***** Provided records

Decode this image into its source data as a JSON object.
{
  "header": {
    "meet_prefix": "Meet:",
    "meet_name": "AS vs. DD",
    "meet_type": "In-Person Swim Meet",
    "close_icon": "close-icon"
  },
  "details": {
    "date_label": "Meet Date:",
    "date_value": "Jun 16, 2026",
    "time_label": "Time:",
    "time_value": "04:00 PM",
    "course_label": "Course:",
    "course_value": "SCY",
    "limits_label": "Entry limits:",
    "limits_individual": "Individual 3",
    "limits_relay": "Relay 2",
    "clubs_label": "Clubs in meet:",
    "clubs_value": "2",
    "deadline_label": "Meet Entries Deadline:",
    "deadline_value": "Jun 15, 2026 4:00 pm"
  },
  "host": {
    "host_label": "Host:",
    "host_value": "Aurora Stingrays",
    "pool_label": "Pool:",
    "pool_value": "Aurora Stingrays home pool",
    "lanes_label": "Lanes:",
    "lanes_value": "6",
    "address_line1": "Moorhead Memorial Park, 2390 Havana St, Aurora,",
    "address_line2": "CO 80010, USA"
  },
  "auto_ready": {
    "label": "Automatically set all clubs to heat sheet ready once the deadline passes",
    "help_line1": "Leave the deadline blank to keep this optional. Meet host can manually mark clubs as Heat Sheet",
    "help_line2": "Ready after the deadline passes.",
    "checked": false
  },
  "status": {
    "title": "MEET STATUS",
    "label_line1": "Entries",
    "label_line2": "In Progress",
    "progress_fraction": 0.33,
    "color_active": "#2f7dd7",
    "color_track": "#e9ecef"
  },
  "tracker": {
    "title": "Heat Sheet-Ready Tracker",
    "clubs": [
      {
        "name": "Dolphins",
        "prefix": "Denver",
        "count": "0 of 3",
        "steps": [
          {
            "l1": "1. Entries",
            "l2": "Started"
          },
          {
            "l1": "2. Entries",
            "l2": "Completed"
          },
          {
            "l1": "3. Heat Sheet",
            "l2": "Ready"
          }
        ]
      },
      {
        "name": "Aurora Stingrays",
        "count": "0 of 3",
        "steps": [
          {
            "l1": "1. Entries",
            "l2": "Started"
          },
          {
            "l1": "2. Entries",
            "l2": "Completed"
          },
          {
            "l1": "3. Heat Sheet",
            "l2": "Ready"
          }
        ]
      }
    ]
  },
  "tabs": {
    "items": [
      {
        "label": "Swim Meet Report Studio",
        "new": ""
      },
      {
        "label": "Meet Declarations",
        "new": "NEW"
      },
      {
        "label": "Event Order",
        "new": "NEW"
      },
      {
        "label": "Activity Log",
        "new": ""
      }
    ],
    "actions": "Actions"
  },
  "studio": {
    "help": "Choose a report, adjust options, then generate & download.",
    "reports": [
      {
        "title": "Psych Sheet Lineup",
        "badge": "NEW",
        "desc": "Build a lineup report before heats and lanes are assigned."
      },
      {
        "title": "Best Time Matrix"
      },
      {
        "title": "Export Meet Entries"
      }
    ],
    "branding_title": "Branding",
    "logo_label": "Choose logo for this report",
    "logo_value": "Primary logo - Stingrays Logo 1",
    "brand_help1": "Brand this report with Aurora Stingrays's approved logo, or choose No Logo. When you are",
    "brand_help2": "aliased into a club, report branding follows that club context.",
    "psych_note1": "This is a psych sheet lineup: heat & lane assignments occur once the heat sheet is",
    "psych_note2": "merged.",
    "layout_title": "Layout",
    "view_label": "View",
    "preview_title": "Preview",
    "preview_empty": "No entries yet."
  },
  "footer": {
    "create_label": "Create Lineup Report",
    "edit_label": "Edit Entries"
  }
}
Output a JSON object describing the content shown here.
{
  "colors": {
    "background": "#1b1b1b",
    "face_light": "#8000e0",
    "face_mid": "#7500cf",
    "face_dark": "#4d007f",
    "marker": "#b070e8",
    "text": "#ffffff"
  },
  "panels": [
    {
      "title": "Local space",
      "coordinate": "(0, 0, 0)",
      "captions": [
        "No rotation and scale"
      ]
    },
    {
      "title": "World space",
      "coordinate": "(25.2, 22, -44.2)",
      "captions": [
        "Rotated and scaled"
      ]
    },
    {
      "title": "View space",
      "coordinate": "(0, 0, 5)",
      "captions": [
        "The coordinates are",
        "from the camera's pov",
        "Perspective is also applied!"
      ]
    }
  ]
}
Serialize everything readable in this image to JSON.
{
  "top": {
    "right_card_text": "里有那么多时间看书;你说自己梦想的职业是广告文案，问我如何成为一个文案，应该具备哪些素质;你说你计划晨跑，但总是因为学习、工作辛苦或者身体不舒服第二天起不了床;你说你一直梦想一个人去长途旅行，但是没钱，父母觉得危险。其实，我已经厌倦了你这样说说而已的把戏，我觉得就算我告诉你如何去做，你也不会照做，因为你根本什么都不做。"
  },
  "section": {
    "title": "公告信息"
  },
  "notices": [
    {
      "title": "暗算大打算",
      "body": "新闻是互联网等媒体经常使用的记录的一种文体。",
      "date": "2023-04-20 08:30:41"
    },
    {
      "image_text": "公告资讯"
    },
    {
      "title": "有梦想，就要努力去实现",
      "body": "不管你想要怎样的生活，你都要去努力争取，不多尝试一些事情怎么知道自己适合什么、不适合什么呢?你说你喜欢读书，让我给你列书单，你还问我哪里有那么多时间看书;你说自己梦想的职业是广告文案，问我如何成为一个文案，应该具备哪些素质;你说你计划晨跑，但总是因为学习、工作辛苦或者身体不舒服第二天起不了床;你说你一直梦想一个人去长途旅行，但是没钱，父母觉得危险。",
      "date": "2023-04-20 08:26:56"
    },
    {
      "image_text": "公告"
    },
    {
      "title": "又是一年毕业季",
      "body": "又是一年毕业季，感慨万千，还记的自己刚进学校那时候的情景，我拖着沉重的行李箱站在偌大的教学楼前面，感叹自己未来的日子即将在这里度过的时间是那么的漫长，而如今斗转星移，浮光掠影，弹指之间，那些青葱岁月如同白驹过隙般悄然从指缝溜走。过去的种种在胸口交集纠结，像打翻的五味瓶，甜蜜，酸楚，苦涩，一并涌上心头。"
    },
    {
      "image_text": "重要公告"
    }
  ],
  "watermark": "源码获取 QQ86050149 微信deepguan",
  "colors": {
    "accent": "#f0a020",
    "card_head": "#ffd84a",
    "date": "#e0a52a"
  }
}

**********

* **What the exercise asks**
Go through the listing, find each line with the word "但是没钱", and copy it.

* **Output of the exercise**
    "right_card_text": "里有那么多时间看书;你说自己梦想的职业是广告文案，问我如何成为一个文案，应该具备哪些素质;你说你计划晨跑，但总是因为学习、工作辛苦或者身体不舒服第二天起不了床;你说你一直梦想一个人去长途旅行，但是没钱，父母觉得危险。其实，我已经厌倦了你这样说说而已的把戏，我觉得就算我告诉你如何去做，你也不会照做，因为你根本什么都不做。"
      "body": "不管你想要怎样的生活，你都要去努力争取，不多尝试一些事情怎么知道自己适合什么、不适合什么呢?你说你喜欢读书，让我给你列书单，你还问我哪里有那么多时间看书;你说自己梦想的职业是广告文案，问我如何成为一个文案，应该具备哪些素质;你说你计划晨跑，但总是因为学习、工作辛苦或者身体不舒服第二天起不了床;你说你一直梦想一个人去长途旅行，但是没钱，父母觉得危险。",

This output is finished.